0
research-article

A critical analysis on low-order simulation models for Darrieus VAWTs: how much do they pertain to the real flow?

[+] Author and Article Information
Alessandro Bianchini

Department of Industrial Engineering, University of Florence, Via di Santa Marta 3, 50139, Firenze, Italy
alessandro.bianchini@unifi.it

Francesco Balduzzi

Department of Industrial Engineering, University of Florence, Via di Santa Marta 3, 50139, Firenze, Italy
francesco.balduzzi@unifi.it

Giovanni Ferrara

Department of Industrial Engineering, University of Florence, Via di Santa Marta 3, 50139, Firenze, Italy
giovanni.ferrara@unifi.it

Giacomo Persico

Dipartimento di Energia, Politecnico di Milano, Via Lambruschini 4, 20156, Milano, Italy
giacomo.persico@polimi.it

Vincenzo Dossena

Dipartimento di Energia, Politecnico di Milano, Via Lambruschini 4, 20156, Milano, Italy
vincenzo.dossena@polimi.it

Lorenzo Ferrari

Department of Energy, Systems, Territory and Construction Engineering, University of Pisa, Largo Lucio Lazzarino, 56122, Pisa, Italy
lorenzo.ferrari@unipi.it

1Corresponding author.

ASME doi:10.1115/1.4040851 History: Received June 26, 2018; Revised July 03, 2018

Abstract

To improve the efficiency of Darrieus wind turbines, CFD techniques are now extensively applied by researchers.
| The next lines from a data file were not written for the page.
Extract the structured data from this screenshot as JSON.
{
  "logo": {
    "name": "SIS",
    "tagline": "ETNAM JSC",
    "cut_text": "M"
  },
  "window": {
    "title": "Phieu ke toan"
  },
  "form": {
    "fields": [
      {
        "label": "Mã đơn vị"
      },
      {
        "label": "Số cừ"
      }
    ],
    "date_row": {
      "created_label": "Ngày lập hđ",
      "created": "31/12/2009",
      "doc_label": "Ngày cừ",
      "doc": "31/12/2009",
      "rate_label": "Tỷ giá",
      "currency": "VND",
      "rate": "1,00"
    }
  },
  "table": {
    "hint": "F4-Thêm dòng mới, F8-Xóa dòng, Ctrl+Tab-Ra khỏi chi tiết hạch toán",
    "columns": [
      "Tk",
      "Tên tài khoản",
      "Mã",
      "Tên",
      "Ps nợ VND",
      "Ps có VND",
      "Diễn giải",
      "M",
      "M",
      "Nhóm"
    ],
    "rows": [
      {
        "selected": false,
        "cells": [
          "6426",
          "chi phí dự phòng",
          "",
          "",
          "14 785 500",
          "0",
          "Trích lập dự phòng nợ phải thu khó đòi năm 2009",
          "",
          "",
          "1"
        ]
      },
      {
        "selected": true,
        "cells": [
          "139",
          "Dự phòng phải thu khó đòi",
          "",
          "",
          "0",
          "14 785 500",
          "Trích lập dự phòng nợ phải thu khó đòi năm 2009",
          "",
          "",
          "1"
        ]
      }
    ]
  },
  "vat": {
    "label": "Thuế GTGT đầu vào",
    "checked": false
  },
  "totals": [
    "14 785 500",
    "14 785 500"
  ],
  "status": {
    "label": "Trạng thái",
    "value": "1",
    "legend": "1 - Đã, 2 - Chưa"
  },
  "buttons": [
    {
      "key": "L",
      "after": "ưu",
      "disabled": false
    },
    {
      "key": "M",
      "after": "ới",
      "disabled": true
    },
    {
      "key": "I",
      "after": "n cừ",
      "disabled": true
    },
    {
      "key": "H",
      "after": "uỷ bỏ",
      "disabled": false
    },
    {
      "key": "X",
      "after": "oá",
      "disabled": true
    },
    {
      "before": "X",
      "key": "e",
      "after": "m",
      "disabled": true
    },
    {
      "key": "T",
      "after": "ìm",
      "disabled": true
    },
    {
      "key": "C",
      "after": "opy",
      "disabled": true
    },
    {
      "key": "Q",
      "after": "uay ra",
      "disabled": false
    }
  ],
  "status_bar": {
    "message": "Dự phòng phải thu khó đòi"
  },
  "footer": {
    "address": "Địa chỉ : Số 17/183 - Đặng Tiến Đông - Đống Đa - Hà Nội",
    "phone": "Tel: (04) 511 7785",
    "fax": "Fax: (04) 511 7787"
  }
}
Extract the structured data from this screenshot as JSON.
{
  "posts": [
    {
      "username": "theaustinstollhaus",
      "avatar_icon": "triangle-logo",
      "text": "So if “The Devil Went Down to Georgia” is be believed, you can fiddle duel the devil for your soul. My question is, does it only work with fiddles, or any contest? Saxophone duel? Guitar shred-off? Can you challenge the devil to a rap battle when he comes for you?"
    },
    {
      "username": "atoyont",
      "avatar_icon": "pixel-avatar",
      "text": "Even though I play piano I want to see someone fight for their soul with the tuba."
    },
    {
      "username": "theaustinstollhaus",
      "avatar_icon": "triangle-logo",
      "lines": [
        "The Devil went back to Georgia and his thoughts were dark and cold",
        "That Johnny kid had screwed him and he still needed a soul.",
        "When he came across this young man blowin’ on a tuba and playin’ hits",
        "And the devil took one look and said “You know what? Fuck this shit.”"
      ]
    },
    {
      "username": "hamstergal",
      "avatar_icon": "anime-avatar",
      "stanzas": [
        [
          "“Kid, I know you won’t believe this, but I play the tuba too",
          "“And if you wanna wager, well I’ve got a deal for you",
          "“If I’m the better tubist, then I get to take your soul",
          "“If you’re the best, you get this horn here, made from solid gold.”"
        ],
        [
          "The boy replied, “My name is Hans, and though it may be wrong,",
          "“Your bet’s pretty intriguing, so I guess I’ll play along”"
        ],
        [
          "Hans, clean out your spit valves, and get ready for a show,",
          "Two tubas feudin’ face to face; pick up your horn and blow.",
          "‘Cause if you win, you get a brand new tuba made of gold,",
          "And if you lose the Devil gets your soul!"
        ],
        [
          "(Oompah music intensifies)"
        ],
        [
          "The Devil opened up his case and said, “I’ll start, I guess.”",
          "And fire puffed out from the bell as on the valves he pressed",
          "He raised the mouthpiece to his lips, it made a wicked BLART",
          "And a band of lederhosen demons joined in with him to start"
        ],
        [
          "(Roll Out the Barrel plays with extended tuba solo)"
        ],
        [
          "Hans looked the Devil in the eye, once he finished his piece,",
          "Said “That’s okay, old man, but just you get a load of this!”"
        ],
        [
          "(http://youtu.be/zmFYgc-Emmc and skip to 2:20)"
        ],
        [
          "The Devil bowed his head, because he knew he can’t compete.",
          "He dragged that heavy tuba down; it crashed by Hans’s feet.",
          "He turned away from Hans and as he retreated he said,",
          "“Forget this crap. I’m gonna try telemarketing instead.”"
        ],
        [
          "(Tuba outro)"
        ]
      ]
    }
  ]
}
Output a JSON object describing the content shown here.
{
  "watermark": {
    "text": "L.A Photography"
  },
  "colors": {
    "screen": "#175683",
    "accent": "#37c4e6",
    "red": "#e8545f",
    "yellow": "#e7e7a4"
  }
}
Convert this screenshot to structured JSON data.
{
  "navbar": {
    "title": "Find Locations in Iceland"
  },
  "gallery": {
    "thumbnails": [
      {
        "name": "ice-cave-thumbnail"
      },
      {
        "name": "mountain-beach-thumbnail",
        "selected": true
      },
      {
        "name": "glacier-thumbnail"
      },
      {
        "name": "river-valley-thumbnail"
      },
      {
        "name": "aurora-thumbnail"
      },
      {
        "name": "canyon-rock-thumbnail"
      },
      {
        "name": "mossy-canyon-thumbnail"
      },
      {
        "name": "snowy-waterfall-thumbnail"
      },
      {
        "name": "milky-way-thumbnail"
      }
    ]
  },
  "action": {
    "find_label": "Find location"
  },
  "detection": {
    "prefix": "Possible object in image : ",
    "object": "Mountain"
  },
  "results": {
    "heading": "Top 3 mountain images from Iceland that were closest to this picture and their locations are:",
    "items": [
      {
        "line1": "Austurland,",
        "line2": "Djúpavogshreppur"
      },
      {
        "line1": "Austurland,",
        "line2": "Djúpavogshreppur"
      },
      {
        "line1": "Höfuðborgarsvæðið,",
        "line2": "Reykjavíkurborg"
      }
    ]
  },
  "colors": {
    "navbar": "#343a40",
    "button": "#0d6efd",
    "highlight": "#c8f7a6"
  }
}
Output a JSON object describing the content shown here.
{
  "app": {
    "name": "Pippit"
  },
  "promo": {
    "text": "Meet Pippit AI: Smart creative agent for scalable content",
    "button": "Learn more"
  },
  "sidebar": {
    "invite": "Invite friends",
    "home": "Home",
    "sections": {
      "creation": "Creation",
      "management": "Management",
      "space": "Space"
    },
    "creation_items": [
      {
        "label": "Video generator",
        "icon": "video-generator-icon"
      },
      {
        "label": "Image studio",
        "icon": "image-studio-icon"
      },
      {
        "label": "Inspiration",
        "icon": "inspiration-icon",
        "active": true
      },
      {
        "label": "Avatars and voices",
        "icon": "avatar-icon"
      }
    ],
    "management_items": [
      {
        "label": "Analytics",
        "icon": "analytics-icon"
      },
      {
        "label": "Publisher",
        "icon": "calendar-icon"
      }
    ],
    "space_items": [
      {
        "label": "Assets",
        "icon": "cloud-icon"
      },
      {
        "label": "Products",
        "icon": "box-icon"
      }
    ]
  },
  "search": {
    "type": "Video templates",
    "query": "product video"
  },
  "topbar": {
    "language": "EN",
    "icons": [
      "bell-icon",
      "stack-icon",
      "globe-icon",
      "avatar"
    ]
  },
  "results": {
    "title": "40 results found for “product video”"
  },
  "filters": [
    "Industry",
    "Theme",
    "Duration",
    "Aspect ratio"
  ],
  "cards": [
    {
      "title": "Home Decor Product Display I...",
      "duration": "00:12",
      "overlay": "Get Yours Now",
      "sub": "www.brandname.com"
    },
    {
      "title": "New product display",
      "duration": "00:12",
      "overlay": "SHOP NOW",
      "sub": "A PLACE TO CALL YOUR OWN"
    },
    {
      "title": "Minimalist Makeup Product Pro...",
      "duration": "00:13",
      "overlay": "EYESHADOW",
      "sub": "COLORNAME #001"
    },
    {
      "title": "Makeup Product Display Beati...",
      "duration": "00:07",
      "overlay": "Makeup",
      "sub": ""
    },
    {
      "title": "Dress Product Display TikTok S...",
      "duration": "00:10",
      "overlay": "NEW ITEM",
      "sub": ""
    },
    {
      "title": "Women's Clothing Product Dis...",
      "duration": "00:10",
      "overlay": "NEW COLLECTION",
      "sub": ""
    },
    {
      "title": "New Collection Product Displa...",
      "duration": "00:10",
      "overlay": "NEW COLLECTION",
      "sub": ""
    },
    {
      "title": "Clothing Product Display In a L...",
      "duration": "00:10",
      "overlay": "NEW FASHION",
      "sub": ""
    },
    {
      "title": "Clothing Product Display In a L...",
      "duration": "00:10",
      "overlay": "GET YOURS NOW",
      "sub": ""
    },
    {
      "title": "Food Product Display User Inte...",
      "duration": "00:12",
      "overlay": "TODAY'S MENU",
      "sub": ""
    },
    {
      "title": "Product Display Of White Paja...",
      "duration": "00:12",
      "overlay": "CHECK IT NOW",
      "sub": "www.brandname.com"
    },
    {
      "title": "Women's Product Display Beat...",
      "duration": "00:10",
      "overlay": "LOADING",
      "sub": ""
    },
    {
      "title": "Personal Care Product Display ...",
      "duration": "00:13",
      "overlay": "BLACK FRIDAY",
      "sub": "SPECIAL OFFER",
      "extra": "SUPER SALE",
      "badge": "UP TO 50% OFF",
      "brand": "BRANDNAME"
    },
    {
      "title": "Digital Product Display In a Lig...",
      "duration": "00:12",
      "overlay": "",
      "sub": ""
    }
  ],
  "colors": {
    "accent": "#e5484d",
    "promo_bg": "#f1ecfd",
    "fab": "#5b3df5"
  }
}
Their computational cost makes them however prohibitive for routine industrial applications, which still make use of low-fidelity simulation models like the Blade Element Momentum (BEM) theory. These models have been shown to provide relatively accurate estimations of the overall turbine performance, but a quite poor description of the actual flow physics. In the present study, the effectiveness of the BEM approach was critically benchmarked against a comprehensive description of the flow past the rotating blades coming from the combination of a 2D unsteady CFD model and experimental wind tunnel tests; for both data sets, the overall performance and the wake characteristics of a small H-Darrieus turbine were available. Upon examination of the flow field, the validity of the ubiquitous use of induction factors is discussed, together with the resulting velocity profiles upstream and downstream the rotor. Particular attention is paid on the actual flow conditions experienced by the airfoils in motion at different azimuthal angles, for which a new procedure for the post-processing of CFD data is proposed. The actual lift and drag coefficients produced by the airfoils in motion are analyzed and discussed, with particular focus on dynamic stall. The analysis highlights the main critical issues and flaws of the low-order BEM approach, but also sheds new light on the physical reasons why the overall performance prediction of these models is often acceptable for a first-design analysis.

Copyright (c) 2018 by ASME
Your Session has timed out. Please sign back in to continue.

References

Figures

Tables

Errata

Discussions

Some tools below are only available to our subscribers or users with an online account.

Related Content

Customize your page view by dragging and repositioning the boxes below.

Related Journal Articles
Related eBook Content
Topic Collections

Sorry! You do not have access to this content. For assistance or to subscribe, please contact us:

  • TELEPHONE: 1-800-843-2763 (Toll-free in the USA)
  • EMAIL: asmedigitalcollection@asme.org
Sign In